Records from a dataset
-- Opening Marker --

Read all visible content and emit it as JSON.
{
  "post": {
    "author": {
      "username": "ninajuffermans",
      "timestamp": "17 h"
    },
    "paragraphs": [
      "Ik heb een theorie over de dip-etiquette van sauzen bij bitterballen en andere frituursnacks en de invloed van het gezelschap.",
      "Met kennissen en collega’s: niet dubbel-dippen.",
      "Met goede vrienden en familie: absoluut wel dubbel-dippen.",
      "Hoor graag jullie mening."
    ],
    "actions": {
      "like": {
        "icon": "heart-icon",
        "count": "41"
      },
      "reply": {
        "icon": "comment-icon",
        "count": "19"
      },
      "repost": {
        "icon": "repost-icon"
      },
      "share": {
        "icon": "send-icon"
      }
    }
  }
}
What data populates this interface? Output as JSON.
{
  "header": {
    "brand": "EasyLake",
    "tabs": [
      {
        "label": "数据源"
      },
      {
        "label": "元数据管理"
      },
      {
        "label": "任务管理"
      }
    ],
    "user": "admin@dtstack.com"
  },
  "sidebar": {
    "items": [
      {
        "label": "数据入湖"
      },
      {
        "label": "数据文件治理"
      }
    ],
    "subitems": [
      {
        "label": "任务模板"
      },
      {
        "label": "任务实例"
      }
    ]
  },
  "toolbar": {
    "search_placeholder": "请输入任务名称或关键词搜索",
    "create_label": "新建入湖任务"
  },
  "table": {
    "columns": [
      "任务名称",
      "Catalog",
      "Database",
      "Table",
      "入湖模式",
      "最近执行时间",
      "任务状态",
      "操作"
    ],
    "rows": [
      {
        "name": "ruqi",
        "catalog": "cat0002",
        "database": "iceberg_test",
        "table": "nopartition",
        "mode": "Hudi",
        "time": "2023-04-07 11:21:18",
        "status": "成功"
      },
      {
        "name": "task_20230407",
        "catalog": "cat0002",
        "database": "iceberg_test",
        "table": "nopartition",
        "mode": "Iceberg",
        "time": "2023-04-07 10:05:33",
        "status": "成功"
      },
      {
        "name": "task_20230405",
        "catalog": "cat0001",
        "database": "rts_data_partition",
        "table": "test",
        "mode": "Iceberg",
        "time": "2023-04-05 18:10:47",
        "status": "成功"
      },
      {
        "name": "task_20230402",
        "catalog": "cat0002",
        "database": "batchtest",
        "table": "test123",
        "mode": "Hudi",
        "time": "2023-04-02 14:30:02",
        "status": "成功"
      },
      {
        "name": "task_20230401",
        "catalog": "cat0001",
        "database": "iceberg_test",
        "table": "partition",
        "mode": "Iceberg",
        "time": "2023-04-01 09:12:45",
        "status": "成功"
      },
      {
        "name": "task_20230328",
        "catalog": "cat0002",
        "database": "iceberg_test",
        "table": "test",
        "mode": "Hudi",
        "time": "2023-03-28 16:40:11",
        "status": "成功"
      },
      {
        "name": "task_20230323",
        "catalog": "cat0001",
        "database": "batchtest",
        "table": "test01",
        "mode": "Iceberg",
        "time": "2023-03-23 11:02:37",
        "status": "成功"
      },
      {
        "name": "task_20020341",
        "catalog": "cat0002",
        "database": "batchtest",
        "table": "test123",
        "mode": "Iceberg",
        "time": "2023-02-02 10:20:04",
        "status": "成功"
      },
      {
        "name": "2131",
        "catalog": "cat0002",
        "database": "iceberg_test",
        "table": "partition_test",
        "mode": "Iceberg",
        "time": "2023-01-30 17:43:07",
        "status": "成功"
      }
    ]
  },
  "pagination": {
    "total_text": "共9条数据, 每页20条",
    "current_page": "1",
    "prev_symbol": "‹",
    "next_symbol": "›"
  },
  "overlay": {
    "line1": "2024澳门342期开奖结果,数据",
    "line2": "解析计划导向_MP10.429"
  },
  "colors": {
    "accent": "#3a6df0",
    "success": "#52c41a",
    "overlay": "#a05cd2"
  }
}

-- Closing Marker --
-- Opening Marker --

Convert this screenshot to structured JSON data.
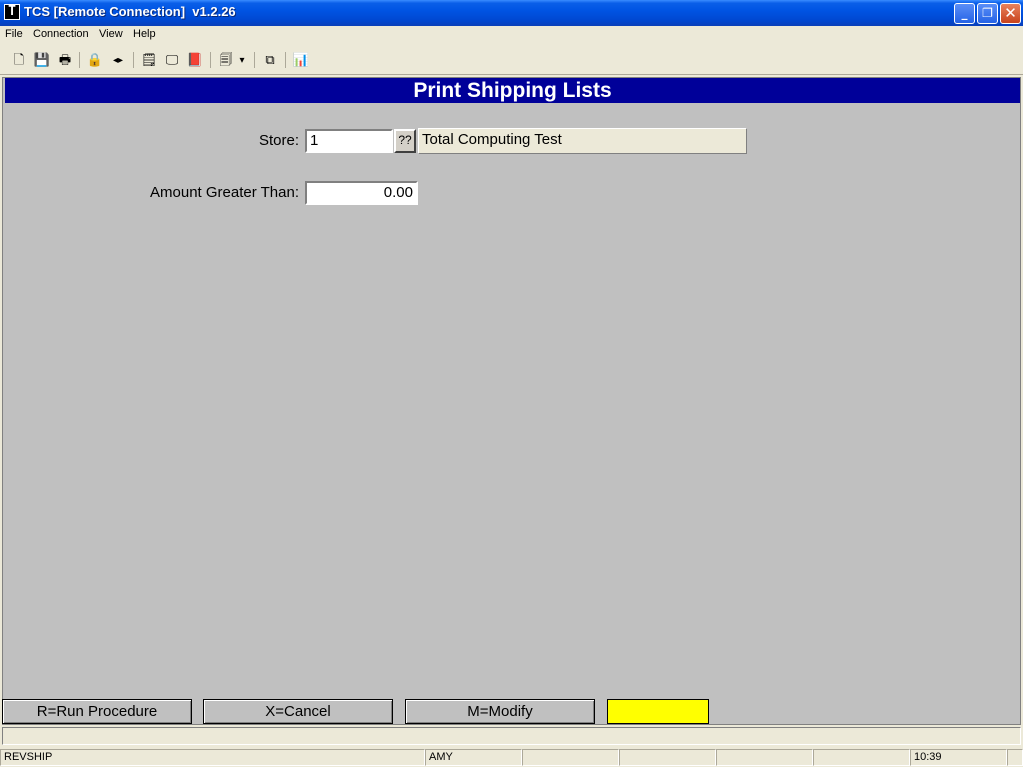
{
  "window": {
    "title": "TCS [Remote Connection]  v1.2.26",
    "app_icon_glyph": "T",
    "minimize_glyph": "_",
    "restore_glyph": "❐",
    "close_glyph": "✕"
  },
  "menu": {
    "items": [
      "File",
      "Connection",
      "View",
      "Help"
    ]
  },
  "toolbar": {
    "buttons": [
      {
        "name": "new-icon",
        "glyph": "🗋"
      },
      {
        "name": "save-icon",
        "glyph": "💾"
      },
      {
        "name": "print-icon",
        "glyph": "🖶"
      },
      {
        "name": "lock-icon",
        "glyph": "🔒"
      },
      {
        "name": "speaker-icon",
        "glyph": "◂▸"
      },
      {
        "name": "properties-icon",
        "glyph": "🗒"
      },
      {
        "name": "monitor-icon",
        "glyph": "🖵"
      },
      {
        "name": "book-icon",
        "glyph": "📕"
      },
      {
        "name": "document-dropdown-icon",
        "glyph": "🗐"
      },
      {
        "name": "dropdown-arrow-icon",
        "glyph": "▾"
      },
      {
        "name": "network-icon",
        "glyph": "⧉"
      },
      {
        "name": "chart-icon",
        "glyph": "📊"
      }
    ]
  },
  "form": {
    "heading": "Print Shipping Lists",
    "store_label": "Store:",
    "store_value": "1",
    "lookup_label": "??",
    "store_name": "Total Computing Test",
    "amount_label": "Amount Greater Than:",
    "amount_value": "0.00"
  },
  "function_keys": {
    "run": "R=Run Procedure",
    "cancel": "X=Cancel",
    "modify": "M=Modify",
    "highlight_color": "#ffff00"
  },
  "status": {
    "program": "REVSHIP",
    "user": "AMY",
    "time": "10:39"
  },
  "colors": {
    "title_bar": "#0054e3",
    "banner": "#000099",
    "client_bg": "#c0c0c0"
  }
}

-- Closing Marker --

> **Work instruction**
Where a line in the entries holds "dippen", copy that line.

> **Expected answer**
      "Met kennissen en collega’s: niet dubbel-dippen.",
      "Met goede vrienden en familie: absoluut wel dubbel-dippen.",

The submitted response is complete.